Aim of the task – How many lines of the entries below contain the string "time"? State the number alone.

Data excerpts Block Start

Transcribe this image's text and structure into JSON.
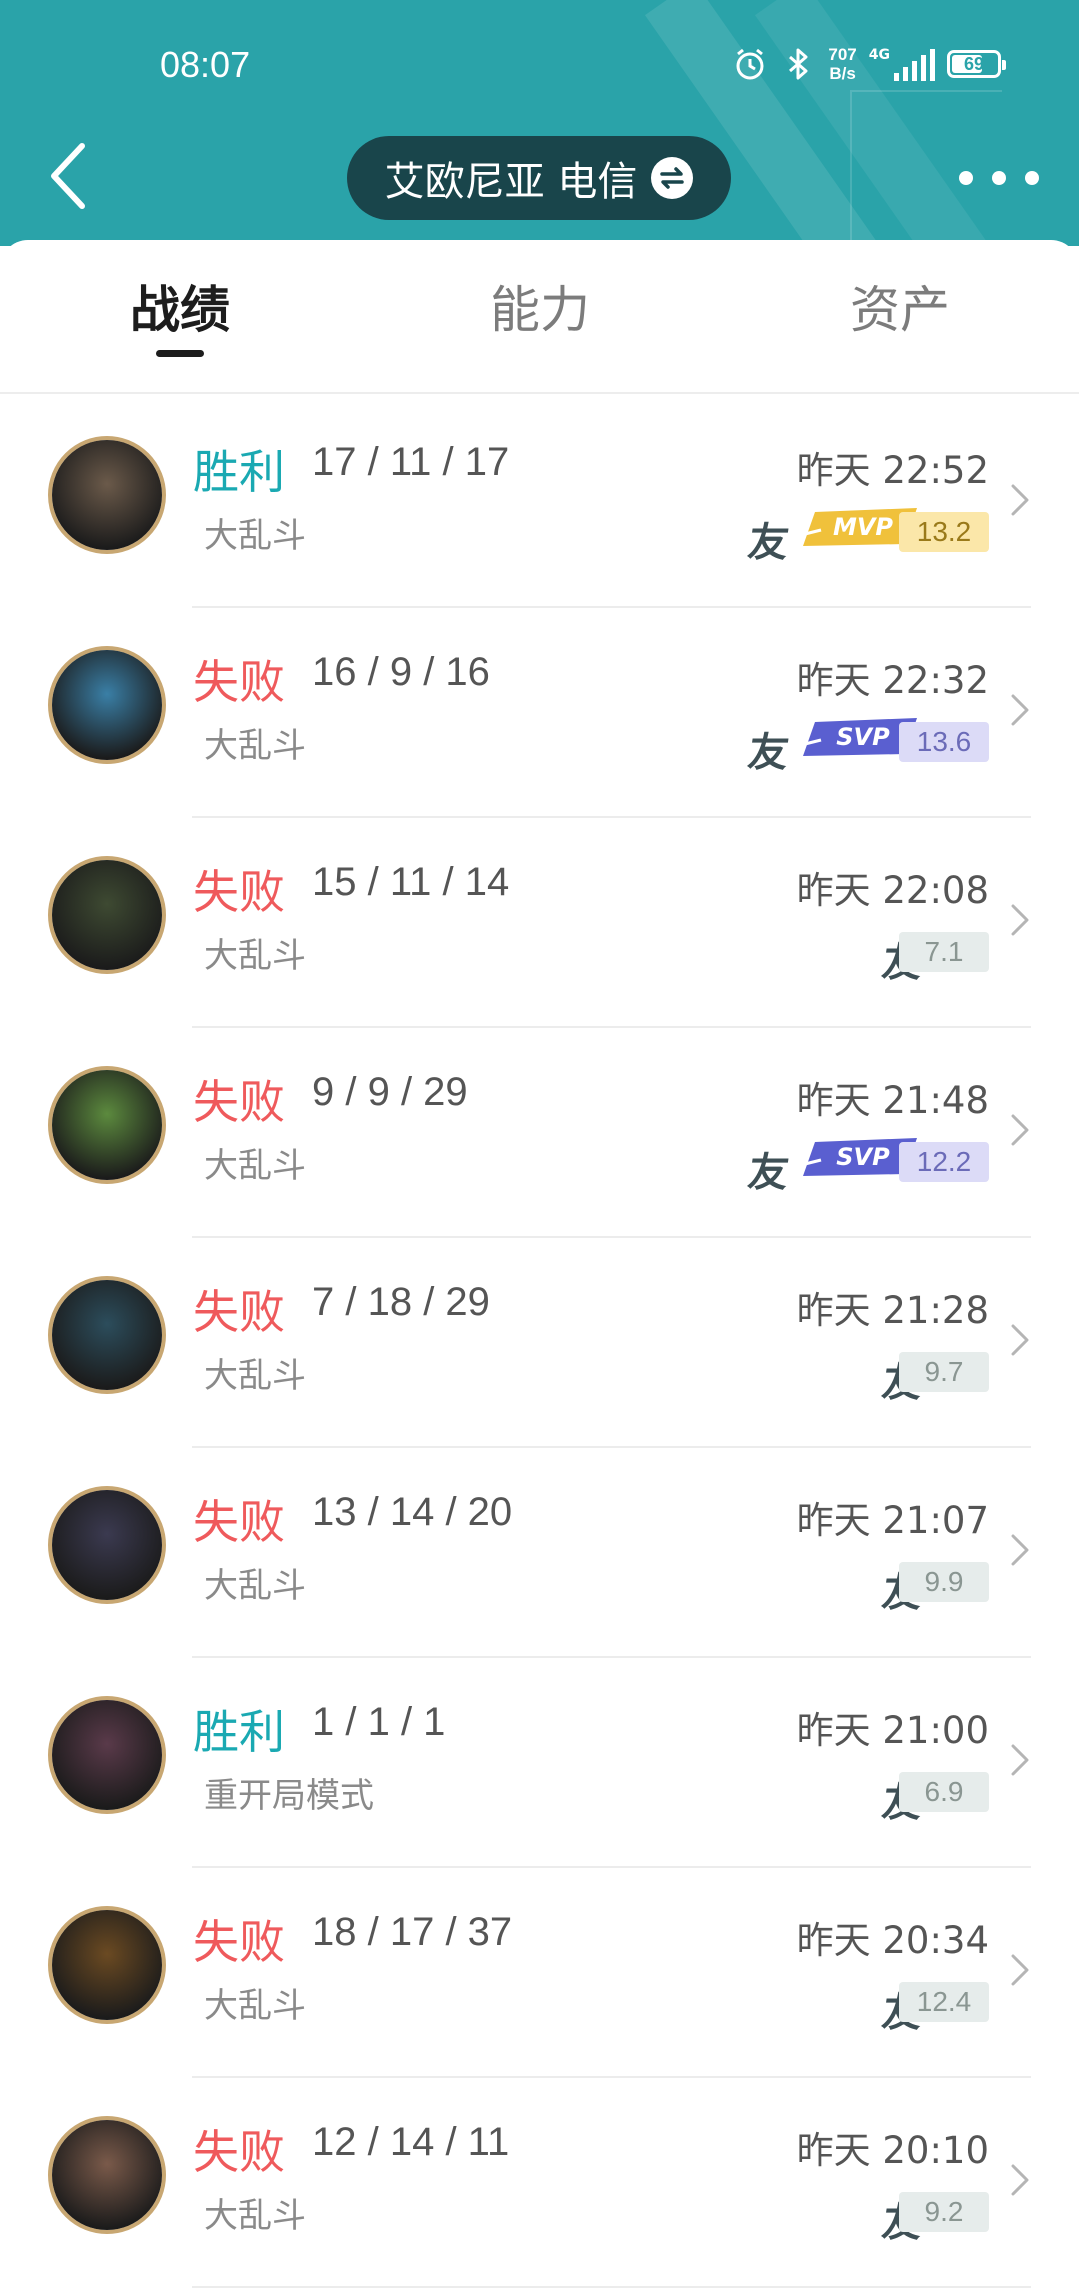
{
  "status_bar": {
    "time": "08:07",
    "speed_top": "707",
    "speed_bottom": "B/s",
    "network": "4G",
    "battery": "69",
    "battery_level": 0.69
  },
  "header": {
    "server_name": "艾欧尼亚 电信",
    "colors": {
      "bg": "#2aa3a9",
      "pill": "#19454b"
    }
  },
  "tabs": [
    {
      "label": "战绩",
      "active": true
    },
    {
      "label": "能力",
      "active": false
    },
    {
      "label": "资产",
      "active": false
    }
  ],
  "matches": [
    {
      "result": "胜利",
      "outcome": "win",
      "kda": "17 / 11 / 17",
      "time": "昨天 22:52",
      "mode": "大乱斗",
      "friend": "友",
      "badge": "MVP",
      "score": "13.2",
      "avatar_color": "#6b5a4a"
    },
    {
      "result": "失败",
      "outcome": "loss",
      "kda": "16 / 9 / 16",
      "time": "昨天 22:32",
      "mode": "大乱斗",
      "friend": "友",
      "badge": "SVP",
      "score": "13.6",
      "avatar_color": "#3a7fa6"
    },
    {
      "result": "失败",
      "outcome": "loss",
      "kda": "15 / 11 / 14",
      "time": "昨天 22:08",
      "mode": "大乱斗",
      "friend": "友",
      "badge": "",
      "score": "7.1",
      "avatar_color": "#3e4a32"
    },
    {
      "result": "失败",
      "outcome": "loss",
      "kda": "9 / 9 / 29",
      "time": "昨天 21:48",
      "mode": "大乱斗",
      "friend": "友",
      "badge": "SVP",
      "score": "12.2",
      "avatar_color": "#5c8a3e"
    },
    {
      "result": "失败",
      "outcome": "loss",
      "kda": "7 / 18 / 29",
      "time": "昨天 21:28",
      "mode": "大乱斗",
      "friend": "友",
      "badge": "",
      "score": "9.7",
      "avatar_color": "#2c4d5c"
    },
    {
      "result": "失败",
      "outcome": "loss",
      "kda": "13 / 14 / 20",
      "time": "昨天 21:07",
      "mode": "大乱斗",
      "friend": "友",
      "badge": "",
      "score": "9.9",
      "avatar_color": "#3b3a50"
    },
    {
      "result": "胜利",
      "outcome": "win",
      "kda": "1 / 1 / 1",
      "time": "昨天 21:00",
      "mode": "重开局模式",
      "friend": "友",
      "badge": "",
      "score": "6.9",
      "avatar_color": "#5a3a4a"
    },
    {
      "result": "失败",
      "outcome": "loss",
      "kda": "18 / 17 / 37",
      "time": "昨天 20:34",
      "mode": "大乱斗",
      "friend": "友",
      "badge": "",
      "score": "12.4",
      "avatar_color": "#6b4a22"
    },
    {
      "result": "失败",
      "outcome": "loss",
      "kda": "12 / 14 / 11",
      "time": "昨天 20:10",
      "mode": "大乱斗",
      "friend": "友",
      "badge": "",
      "score": "9.2",
      "avatar_color": "#7a5a4a"
    }
  ],
  "colors": {
    "win": "#1aa9b2",
    "loss": "#ef5a5c",
    "mvp": "#f0c13b",
    "svp": "#5a5fd0",
    "score_mvp_bg": "#fbe7a9",
    "score_mvp_fg": "#9a7a1a",
    "score_svp_bg": "#dcdbf7",
    "score_svp_fg": "#6b6bb8",
    "score_bg": "#e6eceb",
    "score_fg": "#8a9692"
  }
}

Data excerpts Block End

Your response – 10